Although the book presents the principal narrative from Colin Harpur’s perspective (through third person limited P.O.V.), we are also given excerpts from separate diary entries written by the killer and by the targeted victim, Jennifer “Cheryl Ann” Day. This certainly allows us to learn the mindset of two crucial characters, but I feel like the choice dilutes the power of viewing the investigation solely through the protagonist’s eyes. The early-chapter diary entries mean that readers have more information than the police, and while that can generate suspense – we know which evidence is important when it is discovered, for example – it also splinters the world-building: now the narrative is not just Harpur’s but rather shared between Harpur, Cheryl Ann, and the man his hostage has nicknamed Dark Eyes.
Because he is a political animal, Desmond Iles takes care to (usually) cloak his anger and epithets in either cold reasonableness or boys’ club jocularity. James builds into this character’s communication with others an ability to change tone and sincerity on a dime; he can berate Harpur with one sentence and be matily confidential with the next. It is as if Iles is always calculating his speech so that the words that seem most heartfelt are the ones that should be most suspect. A novice writer wouldn’t touch such contradictions, and indeed wouldn’t create a character with such a chasm between speech and intention. But in Desmond Iles, Bill James can deliver false piety, blarney, and blame in one paragraph. The result is quite humorous and makes Iles a slippery and dangerous conversationalist, the cogs always turning, the accusations always ready:

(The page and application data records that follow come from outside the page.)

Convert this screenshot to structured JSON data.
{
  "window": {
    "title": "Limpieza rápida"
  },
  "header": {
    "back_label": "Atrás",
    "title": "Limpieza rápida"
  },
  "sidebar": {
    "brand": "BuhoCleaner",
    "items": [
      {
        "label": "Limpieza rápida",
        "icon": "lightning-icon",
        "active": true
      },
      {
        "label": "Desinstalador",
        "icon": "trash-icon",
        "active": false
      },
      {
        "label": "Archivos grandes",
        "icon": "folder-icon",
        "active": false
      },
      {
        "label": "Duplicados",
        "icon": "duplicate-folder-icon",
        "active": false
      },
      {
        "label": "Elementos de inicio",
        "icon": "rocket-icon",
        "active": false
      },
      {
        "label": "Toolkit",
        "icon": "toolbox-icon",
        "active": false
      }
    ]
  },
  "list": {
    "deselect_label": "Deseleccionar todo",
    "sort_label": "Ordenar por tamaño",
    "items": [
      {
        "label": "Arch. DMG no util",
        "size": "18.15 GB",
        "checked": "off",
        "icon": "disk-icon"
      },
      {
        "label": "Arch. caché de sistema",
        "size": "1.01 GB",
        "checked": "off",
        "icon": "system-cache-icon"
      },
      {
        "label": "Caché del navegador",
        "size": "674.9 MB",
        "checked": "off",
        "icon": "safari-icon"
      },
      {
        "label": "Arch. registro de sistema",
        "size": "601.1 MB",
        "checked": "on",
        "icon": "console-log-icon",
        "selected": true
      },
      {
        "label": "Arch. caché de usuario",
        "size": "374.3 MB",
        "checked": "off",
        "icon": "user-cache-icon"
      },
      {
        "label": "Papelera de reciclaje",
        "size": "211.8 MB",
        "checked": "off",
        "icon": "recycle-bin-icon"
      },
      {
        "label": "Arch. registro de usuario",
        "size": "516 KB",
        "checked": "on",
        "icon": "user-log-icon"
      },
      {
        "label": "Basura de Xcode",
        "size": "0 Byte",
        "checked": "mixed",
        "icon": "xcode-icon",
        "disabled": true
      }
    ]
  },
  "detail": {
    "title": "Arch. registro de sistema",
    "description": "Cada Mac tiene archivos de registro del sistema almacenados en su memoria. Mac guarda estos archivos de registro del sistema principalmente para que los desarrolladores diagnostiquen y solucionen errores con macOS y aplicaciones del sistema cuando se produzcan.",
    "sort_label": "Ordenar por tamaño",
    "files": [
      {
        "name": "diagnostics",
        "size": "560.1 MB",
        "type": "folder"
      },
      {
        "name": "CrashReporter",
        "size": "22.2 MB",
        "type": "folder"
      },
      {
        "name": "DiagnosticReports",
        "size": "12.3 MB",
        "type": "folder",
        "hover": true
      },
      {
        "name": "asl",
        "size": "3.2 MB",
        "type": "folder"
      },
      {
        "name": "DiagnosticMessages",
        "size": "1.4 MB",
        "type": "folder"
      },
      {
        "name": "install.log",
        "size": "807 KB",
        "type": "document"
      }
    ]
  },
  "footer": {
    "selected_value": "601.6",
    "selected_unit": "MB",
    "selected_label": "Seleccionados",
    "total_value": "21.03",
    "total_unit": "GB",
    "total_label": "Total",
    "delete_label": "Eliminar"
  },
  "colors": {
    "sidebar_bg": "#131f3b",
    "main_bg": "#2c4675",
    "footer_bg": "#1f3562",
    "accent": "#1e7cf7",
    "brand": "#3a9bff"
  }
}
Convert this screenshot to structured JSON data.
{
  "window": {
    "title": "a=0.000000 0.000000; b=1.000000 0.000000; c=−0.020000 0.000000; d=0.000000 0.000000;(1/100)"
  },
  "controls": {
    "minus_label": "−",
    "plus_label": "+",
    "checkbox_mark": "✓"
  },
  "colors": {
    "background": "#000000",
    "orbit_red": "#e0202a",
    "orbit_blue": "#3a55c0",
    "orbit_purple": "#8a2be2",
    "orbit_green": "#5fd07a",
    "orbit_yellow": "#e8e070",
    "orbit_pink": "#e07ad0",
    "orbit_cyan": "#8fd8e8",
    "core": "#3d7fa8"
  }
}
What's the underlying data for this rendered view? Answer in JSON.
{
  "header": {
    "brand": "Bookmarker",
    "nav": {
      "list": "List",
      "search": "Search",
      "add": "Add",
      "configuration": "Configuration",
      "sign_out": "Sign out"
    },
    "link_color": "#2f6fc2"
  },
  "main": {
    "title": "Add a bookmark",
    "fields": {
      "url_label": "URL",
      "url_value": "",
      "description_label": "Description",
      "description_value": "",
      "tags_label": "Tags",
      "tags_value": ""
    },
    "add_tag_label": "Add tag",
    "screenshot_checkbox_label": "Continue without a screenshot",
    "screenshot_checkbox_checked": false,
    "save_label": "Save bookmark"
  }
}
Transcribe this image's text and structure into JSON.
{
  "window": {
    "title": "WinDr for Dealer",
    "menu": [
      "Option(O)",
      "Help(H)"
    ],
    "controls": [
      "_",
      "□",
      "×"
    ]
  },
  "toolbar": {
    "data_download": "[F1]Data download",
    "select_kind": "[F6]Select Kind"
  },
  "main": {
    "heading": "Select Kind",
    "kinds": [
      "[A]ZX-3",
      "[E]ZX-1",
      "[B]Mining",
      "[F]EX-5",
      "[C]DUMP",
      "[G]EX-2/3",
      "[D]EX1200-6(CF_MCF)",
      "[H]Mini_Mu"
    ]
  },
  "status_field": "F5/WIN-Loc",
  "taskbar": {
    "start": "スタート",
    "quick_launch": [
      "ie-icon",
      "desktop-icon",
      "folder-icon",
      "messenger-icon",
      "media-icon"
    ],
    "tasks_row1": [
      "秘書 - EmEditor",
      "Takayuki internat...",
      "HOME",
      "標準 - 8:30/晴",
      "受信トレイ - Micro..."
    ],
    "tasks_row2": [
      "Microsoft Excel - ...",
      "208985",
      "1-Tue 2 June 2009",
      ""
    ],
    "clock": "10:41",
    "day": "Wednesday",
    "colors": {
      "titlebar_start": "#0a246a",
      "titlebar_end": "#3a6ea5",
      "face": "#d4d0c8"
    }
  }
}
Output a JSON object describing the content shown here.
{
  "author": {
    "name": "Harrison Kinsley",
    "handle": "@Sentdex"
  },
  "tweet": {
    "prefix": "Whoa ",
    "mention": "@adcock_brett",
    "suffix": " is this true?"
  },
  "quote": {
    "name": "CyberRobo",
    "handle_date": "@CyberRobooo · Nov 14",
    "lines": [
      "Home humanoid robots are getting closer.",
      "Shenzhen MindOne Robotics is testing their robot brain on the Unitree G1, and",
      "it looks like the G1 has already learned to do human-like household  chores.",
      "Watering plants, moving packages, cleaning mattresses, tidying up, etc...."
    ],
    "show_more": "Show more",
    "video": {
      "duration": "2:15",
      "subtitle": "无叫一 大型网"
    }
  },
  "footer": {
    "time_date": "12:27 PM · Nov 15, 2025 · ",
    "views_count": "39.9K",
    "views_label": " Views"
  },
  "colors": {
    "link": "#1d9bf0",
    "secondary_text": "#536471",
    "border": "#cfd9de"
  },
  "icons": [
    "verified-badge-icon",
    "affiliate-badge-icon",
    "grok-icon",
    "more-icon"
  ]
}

When the Chief had gone, Iles said quietly: ‘It distresses me to see him suffering. In a way, he’s too fine for this job, Col. There’s true nobility in him, a rich grandeur. Of course, that will go unrecognized by those above, and someone like [rival CO] Ethan will pick up the honours. Arise, briefly, out of your dung-heap, Sir Vincent Ethan. Incidentally, Harpur, it looks to me as if there’s been a fucking leak from here to next door.’
Me? I’m looking forward to the third Harpur & Iles book, The Halo Parade, which is already ordered and on its way.